In full and without alteration, output each record given here.

= = = = = = =

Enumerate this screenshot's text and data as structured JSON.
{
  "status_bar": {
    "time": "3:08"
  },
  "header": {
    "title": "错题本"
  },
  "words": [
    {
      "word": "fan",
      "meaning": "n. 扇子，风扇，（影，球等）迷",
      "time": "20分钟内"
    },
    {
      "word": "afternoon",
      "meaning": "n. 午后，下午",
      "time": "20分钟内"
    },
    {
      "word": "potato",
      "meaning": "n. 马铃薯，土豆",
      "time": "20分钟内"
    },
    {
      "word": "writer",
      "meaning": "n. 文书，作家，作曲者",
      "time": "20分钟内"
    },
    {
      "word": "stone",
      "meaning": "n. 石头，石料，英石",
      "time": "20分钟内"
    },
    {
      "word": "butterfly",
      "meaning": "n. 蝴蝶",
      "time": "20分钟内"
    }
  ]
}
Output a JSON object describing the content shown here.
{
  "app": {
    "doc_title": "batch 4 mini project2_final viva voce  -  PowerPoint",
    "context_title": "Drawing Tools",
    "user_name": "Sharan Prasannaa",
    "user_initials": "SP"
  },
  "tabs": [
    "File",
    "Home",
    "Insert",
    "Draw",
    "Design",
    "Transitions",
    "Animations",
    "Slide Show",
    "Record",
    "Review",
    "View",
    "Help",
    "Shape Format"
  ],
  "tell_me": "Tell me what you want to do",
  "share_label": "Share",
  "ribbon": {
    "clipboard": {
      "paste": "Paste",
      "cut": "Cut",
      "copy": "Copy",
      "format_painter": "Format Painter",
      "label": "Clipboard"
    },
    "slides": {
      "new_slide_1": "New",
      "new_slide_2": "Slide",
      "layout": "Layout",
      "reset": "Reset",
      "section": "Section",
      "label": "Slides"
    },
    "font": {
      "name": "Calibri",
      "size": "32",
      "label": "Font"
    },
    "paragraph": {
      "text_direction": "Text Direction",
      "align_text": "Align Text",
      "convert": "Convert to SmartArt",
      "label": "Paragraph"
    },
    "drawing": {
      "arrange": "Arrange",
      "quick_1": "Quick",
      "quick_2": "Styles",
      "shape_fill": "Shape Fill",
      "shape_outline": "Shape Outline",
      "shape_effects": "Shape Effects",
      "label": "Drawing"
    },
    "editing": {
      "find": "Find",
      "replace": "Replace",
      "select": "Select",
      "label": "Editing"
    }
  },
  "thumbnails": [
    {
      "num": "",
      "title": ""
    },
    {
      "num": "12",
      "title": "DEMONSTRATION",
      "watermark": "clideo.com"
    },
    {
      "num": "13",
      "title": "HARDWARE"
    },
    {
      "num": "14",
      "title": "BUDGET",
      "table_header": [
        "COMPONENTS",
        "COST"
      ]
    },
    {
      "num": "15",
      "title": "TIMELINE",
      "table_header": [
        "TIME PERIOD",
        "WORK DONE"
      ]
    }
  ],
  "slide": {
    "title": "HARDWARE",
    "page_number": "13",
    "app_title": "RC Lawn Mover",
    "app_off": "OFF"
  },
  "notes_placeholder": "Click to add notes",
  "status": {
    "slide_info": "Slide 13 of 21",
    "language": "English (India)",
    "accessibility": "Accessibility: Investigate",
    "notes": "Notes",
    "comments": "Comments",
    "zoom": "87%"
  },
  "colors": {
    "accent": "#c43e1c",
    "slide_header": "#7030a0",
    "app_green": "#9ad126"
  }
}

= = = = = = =

- RESPONSE BOX:
Enumerate this screenshot's text and data as structured JSON.
{
  "status_bar": {
    "time": "3:08"
  },
  "header": {
    "title": "错题本"
  },
  "words": [
    {
      "word": "fan",
      "meaning": "n. 扇子，风扇，（影，球等）迷",
      "time": "20分钟内"
    },
    {
      "word": "afternoon",
      "meaning": "n. 午后，下午",
      "time": "20分钟内"
    },
    {
      "word": "potato",
      "meaning": "n. 马铃薯，土豆",
      "time": "20分钟内"
    },
    {
      "word": "writer",
      "meaning": "n. 文书，作家，作曲者",
      "time": "20分钟内"
    },
    {
      "word": "stone",
      "meaning": "n. 石头，石料，英石",
      "time": "20分钟内"
    },
    {
      "word": "butterfly",
      "meaning": "n. 蝴蝶",
      "time": "20分钟内"
    }
  ]
}
Output a JSON object describing the content shown here.
{
  "app": {
    "doc_title": "batch 4 mini project2_final viva voce  -  PowerPoint",
    "context_title": "Drawing Tools",
    "user_name": "Sharan Prasannaa",
    "user_initials": "SP"
  },
  "tabs": [
    "File",
    "Home",
    "Insert",
    "Draw",
    "Design",
    "Transitions",
    "Animations",
    "Slide Show",
    "Record",
    "Review",
    "View",
    "Help",
    "Shape Format"
  ],
  "tell_me": "Tell me what you want to do",
  "share_label": "Share",
  "ribbon": {
    "clipboard": {
      "paste": "Paste",
      "cut": "Cut",
      "copy": "Copy",
      "format_painter": "Format Painter",
      "label": "Clipboard"
    },
    "slides": {
      "new_slide_1": "New",
      "new_slide_2": "Slide",
      "layout": "Layout",
      "reset": "Reset",
      "section": "Section",
      "label": "Slides"
    },
    "font": {
      "name": "Calibri",
      "size": "32",
      "label": "Font"
    },
    "paragraph": {
      "text_direction": "Text Direction",
      "align_text": "Align Text",
      "convert": "Convert to SmartArt",
      "label": "Paragraph"
    },
    "drawing": {
      "arrange": "Arrange",
      "quick_1": "Quick",
      "quick_2": "Styles",
      "shape_fill": "Shape Fill",
      "shape_outline": "Shape Outline",
      "shape_effects": "Shape Effects",
      "label": "Drawing"
    },
    "editing": {
      "find": "Find",
      "replace": "Replace",
      "select": "Select",
      "label": "Editing"
    }
  },
  "thumbnails": [
    {
      "num": "",
      "title": ""
    },
    {
      "num": "12",
      "title": "DEMONSTRATION",
      "watermark": "clideo.com"
    },
    {
      "num": "13",
      "title": "HARDWARE"
    },
    {
      "num": "14",
      "title": "BUDGET",
      "table_header": [
        "COMPONENTS",
        "COST"
      ]
    },
    {
      "num": "15",
      "title": "TIMELINE",
      "table_header": [
        "TIME PERIOD",
        "WORK DONE"
      ]
    }
  ],
  "slide": {
    "title": "HARDWARE",
    "page_number": "13",
    "app_title": "RC Lawn Mover",
    "app_off": "OFF"
  },
  "notes_placeholder": "Click to add notes",
  "status": {
    "slide_info": "Slide 13 of 21",
    "language": "English (India)",
    "accessibility": "Accessibility: Investigate",
    "notes": "Notes",
    "comments": "Comments",
    "zoom": "87%"
  },
  "colors": {
    "accent": "#c43e1c",
    "slide_header": "#7030a0",
    "app_green": "#9ad126"
  }
}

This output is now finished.